I approached Mental Health First Aid with typical police skepticism. It was not long before my police academy and mental health colleagues realized the course could indeed accomplish a key mental health training objective: Providing training to all potential first-responders, enabling them to acquire basic knowledge and skills to respond to individuals in psychological distress. The volume of calls for police service associated with mental health increasingly demanded police intervention at levels estimated at 7-10% of calls handled during a single patrol officer’ shift. This important function could not be reduced to a subset of volunteer officers given the prevalence of mental illness related calls we were and continue to face.
On December 17, 2012, while driving with my daughter past a pond near my home, I observed a vehicle partially submerged with a woman wading in the water. Upon arriving at the site to assist, I discovered this same woman seated in the vehicle. I climbed into the rear of the vehicle and quickly assessed the woman’s condition. It became apparent to me the woman was suicidal, attempting to kill herself. The distraught woman suddenly lunged into the pond and submerged herself under the water. I jumped into the pond and struggled to keep her head above water until help arrived. The woman was transported to a nearby hospital for an emergency mental health evaluation. I am convinced my Mental Health First Aid training helped me readily assess the woman’s mental state and quickly identify her suicidal condition. I learned later the wealthy, fifty-six year-old woman, mother of three, had recently separated from her husband of many years. These two incidents, and many like them, serve as reminders how public safety officers fall back on their training in times of crisis.

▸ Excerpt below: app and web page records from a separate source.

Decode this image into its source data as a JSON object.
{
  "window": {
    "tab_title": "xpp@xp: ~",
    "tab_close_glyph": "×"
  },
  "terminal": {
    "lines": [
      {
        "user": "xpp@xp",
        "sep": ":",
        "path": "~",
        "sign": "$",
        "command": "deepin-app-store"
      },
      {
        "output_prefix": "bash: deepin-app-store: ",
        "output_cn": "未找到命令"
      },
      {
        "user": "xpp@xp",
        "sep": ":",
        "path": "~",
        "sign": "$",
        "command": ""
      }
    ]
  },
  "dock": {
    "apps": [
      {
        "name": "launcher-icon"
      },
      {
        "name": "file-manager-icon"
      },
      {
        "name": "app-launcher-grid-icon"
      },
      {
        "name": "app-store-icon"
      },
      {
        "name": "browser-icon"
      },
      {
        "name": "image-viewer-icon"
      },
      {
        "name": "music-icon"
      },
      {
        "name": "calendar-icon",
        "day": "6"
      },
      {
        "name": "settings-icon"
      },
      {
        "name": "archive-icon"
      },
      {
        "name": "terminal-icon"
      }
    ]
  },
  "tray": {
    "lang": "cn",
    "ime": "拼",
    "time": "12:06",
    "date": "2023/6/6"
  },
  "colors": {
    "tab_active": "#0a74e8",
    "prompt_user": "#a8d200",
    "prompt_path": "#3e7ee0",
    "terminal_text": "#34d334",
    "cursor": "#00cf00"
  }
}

Measuring success of Mental Health First Aid is not limited to the countless acts of those arriving first on-scene. Public Safety Officers, regardless of rank or position, may find themselves confronted with a mental health crisis. Such was the case with Providence Police first-aider, Lieutenant Daniel Gannon, whose officers were confronted with a knife-wielding lunging youth. Although force intervention means were readily available to deploy, Lieutenant Gannon remained content with keeping the boy contained as he sought to calm him down and persuade him to drop the knife. When interviewed on scene by the press, Lieutenant Gannon credited the Mental Health First Aid training he received a few months earlier as a key factor in his ability to resolve this potentially violent incident.

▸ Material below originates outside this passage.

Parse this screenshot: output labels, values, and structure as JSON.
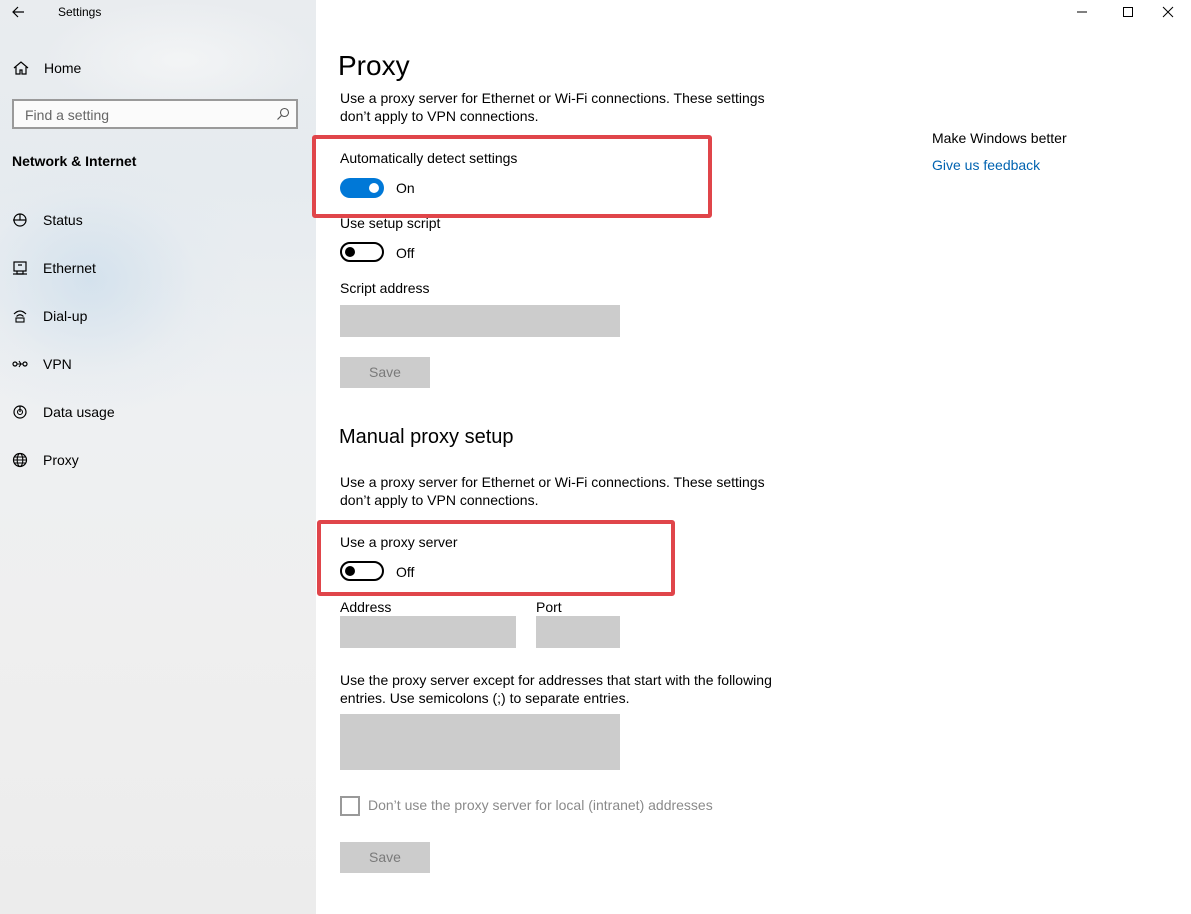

Many officers and staff lack confidence in their ability to adequately respond to individuals in serious mental health crises. The more we learn the greater our chances of producing meaningful, productive and safe outcomes. The impact of education and training is greatest when public safety officers are able to identify situations involving mental illness, communicate and intervene effectively, so as to minimize the chances of violent incidents and maximizing access to care. The course has received resounding praise from within and outside the public safety community. There is no denying the increased communication between graduates, mental health practitioners, and Hospital ER staff since the training’s inception.
Mental Health First Aid skills can be applied anytime, anywhere, and to anyone in distress, bet it an Iraq veteran brother officer exhibiting symptoms of PTSD, an unemployed friend displaying signs of severe depression, or maybe a teenage family member presenting evidence of self-injury (cutting).